**Directions:** What you return should match the data below exactly, line for line.

**Data for review:**
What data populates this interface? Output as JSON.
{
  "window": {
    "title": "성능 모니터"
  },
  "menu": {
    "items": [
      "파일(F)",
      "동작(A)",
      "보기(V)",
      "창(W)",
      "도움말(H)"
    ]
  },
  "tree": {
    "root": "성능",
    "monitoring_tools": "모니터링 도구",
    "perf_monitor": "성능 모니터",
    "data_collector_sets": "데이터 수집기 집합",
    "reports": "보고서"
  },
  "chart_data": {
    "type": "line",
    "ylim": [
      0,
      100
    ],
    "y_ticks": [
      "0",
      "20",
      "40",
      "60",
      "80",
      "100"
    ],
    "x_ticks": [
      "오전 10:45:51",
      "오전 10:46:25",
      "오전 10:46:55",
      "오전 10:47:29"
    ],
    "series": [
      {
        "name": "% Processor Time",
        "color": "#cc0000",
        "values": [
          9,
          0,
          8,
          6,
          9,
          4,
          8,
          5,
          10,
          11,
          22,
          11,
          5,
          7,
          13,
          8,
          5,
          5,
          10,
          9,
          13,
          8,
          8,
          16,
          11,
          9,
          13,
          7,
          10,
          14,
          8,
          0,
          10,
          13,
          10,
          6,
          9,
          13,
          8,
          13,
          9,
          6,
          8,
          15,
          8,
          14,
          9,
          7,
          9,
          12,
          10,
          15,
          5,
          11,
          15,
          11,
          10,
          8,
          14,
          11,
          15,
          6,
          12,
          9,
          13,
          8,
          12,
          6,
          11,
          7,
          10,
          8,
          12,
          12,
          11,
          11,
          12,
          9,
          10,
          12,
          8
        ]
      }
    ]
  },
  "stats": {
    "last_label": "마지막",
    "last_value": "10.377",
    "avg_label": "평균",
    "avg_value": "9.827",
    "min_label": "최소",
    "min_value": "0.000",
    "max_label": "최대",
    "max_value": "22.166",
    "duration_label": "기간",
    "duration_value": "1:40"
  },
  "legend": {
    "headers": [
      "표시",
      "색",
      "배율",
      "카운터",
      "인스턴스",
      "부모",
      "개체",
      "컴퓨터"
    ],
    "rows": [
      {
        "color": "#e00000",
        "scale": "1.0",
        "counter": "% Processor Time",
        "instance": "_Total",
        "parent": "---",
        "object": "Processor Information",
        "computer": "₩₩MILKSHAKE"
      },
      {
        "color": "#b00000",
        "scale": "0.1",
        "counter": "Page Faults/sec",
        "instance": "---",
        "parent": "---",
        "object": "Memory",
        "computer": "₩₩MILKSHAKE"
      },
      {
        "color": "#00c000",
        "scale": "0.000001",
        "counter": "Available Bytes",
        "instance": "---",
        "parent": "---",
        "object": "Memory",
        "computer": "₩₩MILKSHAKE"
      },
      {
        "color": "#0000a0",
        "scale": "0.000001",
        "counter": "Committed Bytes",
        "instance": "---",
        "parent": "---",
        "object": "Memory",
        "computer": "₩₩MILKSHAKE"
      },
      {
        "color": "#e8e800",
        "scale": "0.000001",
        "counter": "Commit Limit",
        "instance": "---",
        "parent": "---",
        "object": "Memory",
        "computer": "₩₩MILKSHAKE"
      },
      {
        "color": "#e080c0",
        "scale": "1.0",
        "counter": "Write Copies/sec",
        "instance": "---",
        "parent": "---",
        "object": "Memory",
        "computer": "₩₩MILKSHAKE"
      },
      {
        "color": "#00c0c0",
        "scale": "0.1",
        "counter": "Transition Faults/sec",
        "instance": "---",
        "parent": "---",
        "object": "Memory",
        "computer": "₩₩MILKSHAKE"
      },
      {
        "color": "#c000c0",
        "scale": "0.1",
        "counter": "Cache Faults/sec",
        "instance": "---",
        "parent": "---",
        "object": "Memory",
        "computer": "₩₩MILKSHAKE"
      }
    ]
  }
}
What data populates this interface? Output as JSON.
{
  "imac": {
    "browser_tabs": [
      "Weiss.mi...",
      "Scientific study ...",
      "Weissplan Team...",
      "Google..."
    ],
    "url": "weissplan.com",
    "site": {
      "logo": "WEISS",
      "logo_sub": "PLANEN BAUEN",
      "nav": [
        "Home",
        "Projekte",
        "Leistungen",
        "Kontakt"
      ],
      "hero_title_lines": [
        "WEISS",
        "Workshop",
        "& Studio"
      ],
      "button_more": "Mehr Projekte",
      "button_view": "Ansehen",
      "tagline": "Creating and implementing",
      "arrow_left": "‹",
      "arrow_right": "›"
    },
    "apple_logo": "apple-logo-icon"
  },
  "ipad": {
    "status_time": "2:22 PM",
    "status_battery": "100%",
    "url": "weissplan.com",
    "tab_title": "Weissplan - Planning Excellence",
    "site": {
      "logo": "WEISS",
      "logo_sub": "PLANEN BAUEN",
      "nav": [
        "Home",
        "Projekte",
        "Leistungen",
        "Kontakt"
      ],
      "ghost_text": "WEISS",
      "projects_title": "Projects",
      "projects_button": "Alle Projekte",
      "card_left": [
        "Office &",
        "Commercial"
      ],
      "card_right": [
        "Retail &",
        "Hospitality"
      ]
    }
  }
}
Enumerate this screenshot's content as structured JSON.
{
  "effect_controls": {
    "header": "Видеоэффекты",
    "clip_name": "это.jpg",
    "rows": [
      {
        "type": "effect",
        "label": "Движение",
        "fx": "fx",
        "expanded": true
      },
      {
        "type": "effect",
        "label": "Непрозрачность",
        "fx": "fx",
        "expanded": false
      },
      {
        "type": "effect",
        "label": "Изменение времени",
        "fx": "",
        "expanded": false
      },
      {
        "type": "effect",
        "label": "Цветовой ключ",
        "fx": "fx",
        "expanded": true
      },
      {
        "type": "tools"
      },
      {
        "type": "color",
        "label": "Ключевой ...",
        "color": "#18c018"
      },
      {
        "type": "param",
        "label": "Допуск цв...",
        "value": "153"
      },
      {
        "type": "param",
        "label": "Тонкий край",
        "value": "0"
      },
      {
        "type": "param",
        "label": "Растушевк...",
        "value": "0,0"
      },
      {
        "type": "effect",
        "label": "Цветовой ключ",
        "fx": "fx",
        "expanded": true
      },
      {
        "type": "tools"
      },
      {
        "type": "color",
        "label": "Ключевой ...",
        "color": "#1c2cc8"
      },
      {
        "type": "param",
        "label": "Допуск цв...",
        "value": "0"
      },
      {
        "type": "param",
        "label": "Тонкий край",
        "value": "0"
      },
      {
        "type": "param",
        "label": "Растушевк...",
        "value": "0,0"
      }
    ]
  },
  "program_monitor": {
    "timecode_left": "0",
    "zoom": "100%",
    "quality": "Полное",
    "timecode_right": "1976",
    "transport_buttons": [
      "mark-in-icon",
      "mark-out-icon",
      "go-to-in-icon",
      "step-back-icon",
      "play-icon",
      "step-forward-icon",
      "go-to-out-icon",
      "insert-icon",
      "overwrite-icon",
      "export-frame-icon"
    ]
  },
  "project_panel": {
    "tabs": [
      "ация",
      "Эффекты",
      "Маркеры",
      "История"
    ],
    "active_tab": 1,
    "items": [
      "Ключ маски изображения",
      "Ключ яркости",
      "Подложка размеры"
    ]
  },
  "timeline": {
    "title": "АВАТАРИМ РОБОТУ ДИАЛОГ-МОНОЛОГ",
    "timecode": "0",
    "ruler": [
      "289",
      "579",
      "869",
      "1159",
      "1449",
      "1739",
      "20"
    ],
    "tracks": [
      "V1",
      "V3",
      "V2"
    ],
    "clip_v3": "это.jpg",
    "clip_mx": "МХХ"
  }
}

**Result below:**
What data populates this interface? Output as JSON.
{
  "window": {
    "title": "성능 모니터"
  },
  "menu": {
    "items": [
      "파일(F)",
      "동작(A)",
      "보기(V)",
      "창(W)",
      "도움말(H)"
    ]
  },
  "tree": {
    "root": "성능",
    "monitoring_tools": "모니터링 도구",
    "perf_monitor": "성능 모니터",
    "data_collector_sets": "데이터 수집기 집합",
    "reports": "보고서"
  },
  "chart_data": {
    "type": "line",
    "ylim": [
      0,
      100
    ],
    "y_ticks": [
      "0",
      "20",
      "40",
      "60",
      "80",
      "100"
    ],
    "x_ticks": [
      "오전 10:45:51",
      "오전 10:46:25",
      "오전 10:46:55",
      "오전 10:47:29"
    ],
    "series": [
      {
        "name": "% Processor Time",
        "color": "#cc0000",
        "values": [
          9,
          0,
          8,
          6,
          9,
          4,
          8,
          5,
          10,
          11,
          22,
          11,
          5,
          7,
          13,
          8,
          5,
          5,
          10,
          9,
          13,
          8,
          8,
          16,
          11,
          9,
          13,
          7,
          10,
          14,
          8,
          0,
          10,
          13,
          10,
          6,
          9,
          13,
          8,
          13,
          9,
          6,
          8,
          15,
          8,
          14,
          9,
          7,
          9,
          12,
          10,
          15,
          5,
          11,
          15,
          11,
          10,
          8,
          14,
          11,
          15,
          6,
          12,
          9,
          13,
          8,
          12,
          6,
          11,
          7,
          10,
          8,
          12,
          12,
          11,
          11,
          12,
          9,
          10,
          12,
          8
        ]
      }
    ]
  },
  "stats": {
    "last_label": "마지막",
    "last_value": "10.377",
    "avg_label": "평균",
    "avg_value": "9.827",
    "min_label": "최소",
    "min_value": "0.000",
    "max_label": "최대",
    "max_value": "22.166",
    "duration_label": "기간",
    "duration_value": "1:40"
  },
  "legend": {
    "headers": [
      "표시",
      "색",
      "배율",
      "카운터",
      "인스턴스",
      "부모",
      "개체",
      "컴퓨터"
    ],
    "rows": [
      {
        "color": "#e00000",
        "scale": "1.0",
        "counter": "% Processor Time",
        "instance": "_Total",
        "parent": "---",
        "object": "Processor Information",
        "computer": "₩₩MILKSHAKE"
      },
      {
        "color": "#b00000",
        "scale": "0.1",
        "counter": "Page Faults/sec",
        "instance": "---",
        "parent": "---",
        "object": "Memory",
        "computer": "₩₩MILKSHAKE"
      },
      {
        "color": "#00c000",
        "scale": "0.000001",
        "counter": "Available Bytes",
        "instance": "---",
        "parent": "---",
        "object": "Memory",
        "computer": "₩₩MILKSHAKE"
      },
      {
        "color": "#0000a0",
        "scale": "0.000001",
        "counter": "Committed Bytes",
        "instance": "---",
        "parent": "---",
        "object": "Memory",
        "computer": "₩₩MILKSHAKE"
      },
      {
        "color": "#e8e800",
        "scale": "0.000001",
        "counter": "Commit Limit",
        "instance": "---",
        "parent": "---",
        "object": "Memory",
        "computer": "₩₩MILKSHAKE"
      },
      {
        "color": "#e080c0",
        "scale": "1.0",
        "counter": "Write Copies/sec",
        "instance": "---",
        "parent": "---",
        "object": "Memory",
        "computer": "₩₩MILKSHAKE"
      },
      {
        "color": "#00c0c0",
        "scale": "0.1",
        "counter": "Transition Faults/sec",
        "instance": "---",
        "parent": "---",
        "object": "Memory",
        "computer": "₩₩MILKSHAKE"
      },
      {
        "color": "#c000c0",
        "scale": "0.1",
        "counter": "Cache Faults/sec",
        "instance": "---",
        "parent": "---",
        "object": "Memory",
        "computer": "₩₩MILKSHAKE"
      }
    ]
  }
}
What data populates this interface? Output as JSON.
{
  "imac": {
    "browser_tabs": [
      "Weiss.mi...",
      "Scientific study ...",
      "Weissplan Team...",
      "Google..."
    ],
    "url": "weissplan.com",
    "site": {
      "logo": "WEISS",
      "logo_sub": "PLANEN BAUEN",
      "nav": [
        "Home",
        "Projekte",
        "Leistungen",
        "Kontakt"
      ],
      "hero_title_lines": [
        "WEISS",
        "Workshop",
        "& Studio"
      ],
      "button_more": "Mehr Projekte",
      "button_view": "Ansehen",
      "tagline": "Creating and implementing",
      "arrow_left": "‹",
      "arrow_right": "›"
    },
    "apple_logo": "apple-logo-icon"
  },
  "ipad": {
    "status_time": "2:22 PM",
    "status_battery": "100%",
    "url": "weissplan.com",
    "tab_title": "Weissplan - Planning Excellence",
    "site": {
      "logo": "WEISS",
      "logo_sub": "PLANEN BAUEN",
      "nav": [
        "Home",
        "Projekte",
        "Leistungen",
        "Kontakt"
      ],
      "ghost_text": "WEISS",
      "projects_title": "Projects",
      "projects_button": "Alle Projekte",
      "card_left": [
        "Office &",
        "Commercial"
      ],
      "card_right": [
        "Retail &",
        "Hospitality"
      ]
    }
  }
}
Enumerate this screenshot's content as structured JSON.
{
  "effect_controls": {
    "header": "Видеоэффекты",
    "clip_name": "это.jpg",
    "rows": [
      {
        "type": "effect",
        "label": "Движение",
        "fx": "fx",
        "expanded": true
      },
      {
        "type": "effect",
        "label": "Непрозрачность",
        "fx": "fx",
        "expanded": false
      },
      {
        "type": "effect",
        "label": "Изменение времени",
        "fx": "",
        "expanded": false
      },
      {
        "type": "effect",
        "label": "Цветовой ключ",
        "fx": "fx",
        "expanded": true
      },
      {
        "type": "tools"
      },
      {
        "type": "color",
        "label": "Ключевой ...",
        "color": "#18c018"
      },
      {
        "type": "param",
        "label": "Допуск цв...",
        "value": "153"
      },
      {
        "type": "param",
        "label": "Тонкий край",
        "value": "0"
      },
      {
        "type": "param",
        "label": "Растушевк...",
        "value": "0,0"
      },
      {
        "type": "effect",
        "label": "Цветовой ключ",
        "fx": "fx",
        "expanded": true
      },
      {
        "type": "tools"
      },
      {
        "type": "color",
        "label": "Ключевой ...",
        "color": "#1c2cc8"
      },
      {
        "type": "param",
        "label": "Допуск цв...",
        "value": "0"
      },
      {
        "type": "param",
        "label": "Тонкий край",
        "value": "0"
      },
      {
        "type": "param",
        "label": "Растушевк...",
        "value": "0,0"
      }
    ]
  },
  "program_monitor": {
    "timecode_left": "0",
    "zoom": "100%",
    "quality": "Полное",
    "timecode_right": "1976",
    "transport_buttons": [
      "mark-in-icon",
      "mark-out-icon",
      "go-to-in-icon",
      "step-back-icon",
      "play-icon",
      "step-forward-icon",
      "go-to-out-icon",
      "insert-icon",
      "overwrite-icon",
      "export-frame-icon"
    ]
  },
  "project_panel": {
    "tabs": [
      "ация",
      "Эффекты",
      "Маркеры",
      "История"
    ],
    "active_tab": 1,
    "items": [
      "Ключ маски изображения",
      "Ключ яркости",
      "Подложка размеры"
    ]
  },
  "timeline": {
    "title": "АВАТАРИМ РОБОТУ ДИАЛОГ-МОНОЛОГ",
    "timecode": "0",
    "ruler": [
      "289",
      "579",
      "869",
      "1159",
      "1449",
      "1739",
      "20"
    ],
    "tracks": [
      "V1",
      "V3",
      "V2"
    ],
    "clip_v3": "это.jpg",
    "clip_mx": "МХХ"
  }
}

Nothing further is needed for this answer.